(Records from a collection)
* * * * * * *

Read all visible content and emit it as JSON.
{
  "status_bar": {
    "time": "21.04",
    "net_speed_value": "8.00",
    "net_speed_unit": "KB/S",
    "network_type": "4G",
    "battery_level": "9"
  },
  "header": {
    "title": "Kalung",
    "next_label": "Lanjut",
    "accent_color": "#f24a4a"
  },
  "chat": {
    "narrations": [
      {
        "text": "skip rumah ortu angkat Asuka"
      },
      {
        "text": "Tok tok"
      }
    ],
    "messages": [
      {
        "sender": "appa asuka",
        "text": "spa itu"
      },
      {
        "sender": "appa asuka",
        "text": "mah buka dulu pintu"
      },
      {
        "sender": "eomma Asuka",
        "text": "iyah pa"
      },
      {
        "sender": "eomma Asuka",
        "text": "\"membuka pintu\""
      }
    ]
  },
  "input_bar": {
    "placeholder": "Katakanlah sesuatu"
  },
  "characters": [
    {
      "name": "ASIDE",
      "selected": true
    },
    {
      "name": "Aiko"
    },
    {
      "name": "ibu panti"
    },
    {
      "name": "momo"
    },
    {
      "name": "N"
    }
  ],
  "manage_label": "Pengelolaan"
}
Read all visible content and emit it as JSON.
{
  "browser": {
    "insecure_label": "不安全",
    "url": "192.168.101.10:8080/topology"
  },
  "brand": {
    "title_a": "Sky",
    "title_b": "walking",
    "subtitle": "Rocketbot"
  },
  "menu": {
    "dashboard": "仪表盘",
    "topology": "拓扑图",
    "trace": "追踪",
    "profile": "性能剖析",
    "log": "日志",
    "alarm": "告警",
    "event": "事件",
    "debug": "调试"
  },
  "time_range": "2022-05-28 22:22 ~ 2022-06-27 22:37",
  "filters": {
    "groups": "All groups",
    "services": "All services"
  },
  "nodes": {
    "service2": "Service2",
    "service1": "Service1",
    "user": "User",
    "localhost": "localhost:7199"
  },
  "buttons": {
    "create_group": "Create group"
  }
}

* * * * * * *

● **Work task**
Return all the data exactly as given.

● **Output**
Read all visible content and emit it as JSON.
{
  "status_bar": {
    "time": "21.04",
    "net_speed_value": "8.00",
    "net_speed_unit": "KB/S",
    "network_type": "4G",
    "battery_level": "9"
  },
  "header": {
    "title": "Kalung",
    "next_label": "Lanjut",
    "accent_color": "#f24a4a"
  },
  "chat": {
    "narrations": [
      {
        "text": "skip rumah ortu angkat Asuka"
      },
      {
        "text": "Tok tok"
      }
    ],
    "messages": [
      {
        "sender": "appa asuka",
        "text": "spa itu"
      },
      {
        "sender": "appa asuka",
        "text": "mah buka dulu pintu"
      },
      {
        "sender": "eomma Asuka",
        "text": "iyah pa"
      },
      {
        "sender": "eomma Asuka",
        "text": "\"membuka pintu\""
      }
    ]
  },
  "input_bar": {
    "placeholder": "Katakanlah sesuatu"
  },
  "characters": [
    {
      "name": "ASIDE",
      "selected": true
    },
    {
      "name": "Aiko"
    },
    {
      "name": "ibu panti"
    },
    {
      "name": "momo"
    },
    {
      "name": "N"
    }
  ],
  "manage_label": "Pengelolaan"
}
Read all visible content and emit it as JSON.
{
  "browser": {
    "insecure_label": "不安全",
    "url": "192.168.101.10:8080/topology"
  },
  "brand": {
    "title_a": "Sky",
    "title_b": "walking",
    "subtitle": "Rocketbot"
  },
  "menu": {
    "dashboard": "仪表盘",
    "topology": "拓扑图",
    "trace": "追踪",
    "profile": "性能剖析",
    "log": "日志",
    "alarm": "告警",
    "event": "事件",
    "debug": "调试"
  },
  "time_range": "2022-05-28 22:22 ~ 2022-06-27 22:37",
  "filters": {
    "groups": "All groups",
    "services": "All services"
  },
  "nodes": {
    "service2": "Service2",
    "service1": "Service1",
    "user": "User",
    "localhost": "localhost:7199"
  },
  "buttons": {
    "create_group": "Create group"
  }
}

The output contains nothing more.